The influence of relationship marketing tactics on customer’s loyalty in B2C relationship–the role of communication and personalization, Halimi, A. B., Chavosh, A., & Choshalyc, S. H. (2011). The influence of relationship marketing tactics on customer’s loyalty in B2C relationship–the role of communication and personalization. European Journal of Economics, Finance and Administrative Science, (31), 49-56. Relationship marketing develops marketing productivity and generates mutual values for both customer and company through growing marketing effectiveness. This study proposes a model to link key relationship marketing tactics to the customers’ relationship satisfaction and customer loyalty. This framework is evaluated from the customer perspective in a business-to-consumer (B2C) setting across the tour and travel industry in Singapore. The Model demonstrates that the customer’s loyalty is basically formed by the variables of communication and personalization. This study intends to evaluate the impact of personalization and communication on customer’s relationship satisfaction and then determines the impact of customer’s relationship satisfaction on customers’ loyalty. Meanwhile, in order to conduct this study, primary data has been collected by a properly designed questionnaire which was distributed among customers in 5 different tour and travel agency in Singapore and the secondary data has been collected through online data base such as Ebsco, Emerald and Science Direct. Afterwards, SPSS (17.0) tool has been used in order to evaluate the relationship between variables of the model. Accordingly, correlation analysis and regression results determined the relationship between the variables. Based on the results, there are significant relationships between personalization and communication as independent variables and customers’ relationship satisfaction as dependent variable. So, high level of communication and personalization increase the customers’ relationship satisfaction. Meanwhile, the results also show that there is significant relationship between customers’ relationship satisfaction on customers’ loyalty. Consequently, as customers’ relationship satisfaction increases, customers’ loyalty also enhances. Ultimately, personalization and communication increases the customer’s loyalty by enhancing customer’s relationship satisfaction.

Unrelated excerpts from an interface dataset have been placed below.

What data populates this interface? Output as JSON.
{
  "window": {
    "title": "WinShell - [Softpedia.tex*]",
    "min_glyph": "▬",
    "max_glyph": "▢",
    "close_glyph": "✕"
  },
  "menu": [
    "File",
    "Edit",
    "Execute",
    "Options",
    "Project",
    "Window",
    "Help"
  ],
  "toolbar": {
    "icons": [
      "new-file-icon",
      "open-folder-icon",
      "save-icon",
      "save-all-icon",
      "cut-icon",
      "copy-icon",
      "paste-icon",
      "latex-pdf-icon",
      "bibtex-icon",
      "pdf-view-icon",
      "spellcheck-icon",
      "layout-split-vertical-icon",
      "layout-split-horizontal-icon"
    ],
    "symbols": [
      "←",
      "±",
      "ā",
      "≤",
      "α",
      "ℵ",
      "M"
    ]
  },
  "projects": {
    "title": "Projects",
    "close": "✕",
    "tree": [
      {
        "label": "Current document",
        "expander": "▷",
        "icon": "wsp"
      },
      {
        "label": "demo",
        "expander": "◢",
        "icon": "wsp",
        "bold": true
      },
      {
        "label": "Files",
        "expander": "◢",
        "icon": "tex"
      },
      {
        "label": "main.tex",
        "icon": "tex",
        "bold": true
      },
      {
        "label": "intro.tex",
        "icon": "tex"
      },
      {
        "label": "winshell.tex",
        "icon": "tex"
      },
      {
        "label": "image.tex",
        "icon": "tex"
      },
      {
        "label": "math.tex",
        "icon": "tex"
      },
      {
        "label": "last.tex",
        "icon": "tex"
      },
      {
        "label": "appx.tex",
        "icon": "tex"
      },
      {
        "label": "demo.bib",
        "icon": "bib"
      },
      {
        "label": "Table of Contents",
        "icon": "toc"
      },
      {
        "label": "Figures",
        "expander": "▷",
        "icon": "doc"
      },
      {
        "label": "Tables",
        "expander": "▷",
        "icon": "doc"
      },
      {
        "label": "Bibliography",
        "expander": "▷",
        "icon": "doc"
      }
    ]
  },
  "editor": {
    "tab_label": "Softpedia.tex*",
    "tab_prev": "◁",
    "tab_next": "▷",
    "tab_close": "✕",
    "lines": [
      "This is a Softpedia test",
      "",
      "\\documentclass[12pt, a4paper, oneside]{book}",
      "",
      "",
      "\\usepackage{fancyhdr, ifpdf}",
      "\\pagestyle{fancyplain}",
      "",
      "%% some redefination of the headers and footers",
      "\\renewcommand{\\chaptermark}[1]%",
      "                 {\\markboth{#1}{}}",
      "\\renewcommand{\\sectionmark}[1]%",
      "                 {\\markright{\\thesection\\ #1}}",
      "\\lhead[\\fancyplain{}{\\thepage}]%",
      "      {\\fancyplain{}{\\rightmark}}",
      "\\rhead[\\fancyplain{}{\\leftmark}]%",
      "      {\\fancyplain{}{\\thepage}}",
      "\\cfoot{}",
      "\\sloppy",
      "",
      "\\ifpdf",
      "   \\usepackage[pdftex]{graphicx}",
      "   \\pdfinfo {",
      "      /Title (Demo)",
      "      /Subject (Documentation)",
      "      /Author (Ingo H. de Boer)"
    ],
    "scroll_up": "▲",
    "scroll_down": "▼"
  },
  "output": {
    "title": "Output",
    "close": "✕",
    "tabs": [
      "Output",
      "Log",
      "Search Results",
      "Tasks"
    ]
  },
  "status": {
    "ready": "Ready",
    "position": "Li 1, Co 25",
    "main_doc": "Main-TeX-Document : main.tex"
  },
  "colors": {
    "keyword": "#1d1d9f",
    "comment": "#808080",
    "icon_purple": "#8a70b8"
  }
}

Analysis and design of businesstoconsumer online auctions, Bapna, R., Goes, P., & Gupta, A. (2003). Analysis and design of business-to-consumer online auctions. Management Science, 49(1), 85-101. Business-to-consumer online auctions form an important element in the portfolio of mercantile processes that facilitate electronic commerce activity. Much of traditional auction theory has focused on analyzing single-item auctions in isolation from the market context in which they take place. We demonstrate the weakness of such approaches in online settings where a majority of auctions are multiunit in nature. Rather than pursuing a classical approach and assuming knowledge of the distribution of consumers’ valuations, we emphasize the largely ignored discrete and sequential nature of such auctions. We derive a general expression that characterizes the multiple equilibria that can arise in such auctions and segregate these into desirable and undesirable categories. Our analytical and empirical results, obtained by tracking real-world online auctions, indicate that bid increment is an important factor amongst the control factors that online auctioneers can manipulate and control. We show that consumer bidding strategies in such auctions are not uniform and that the level of bid increment chosen influences them. With a motive of providing concrete strategic directions to online auctioneers, we derive an absolute upper bound for the bid increment. Based on the theoretical upper bound we propose a heuristic decision rule for setting the bid increment. Empirical evidence lends support to the hypothesis that setting a bid increment higher than that suggested by the heuristic decision rule has a negative impact on the auctioneer’s revenue.

Was this article helpful?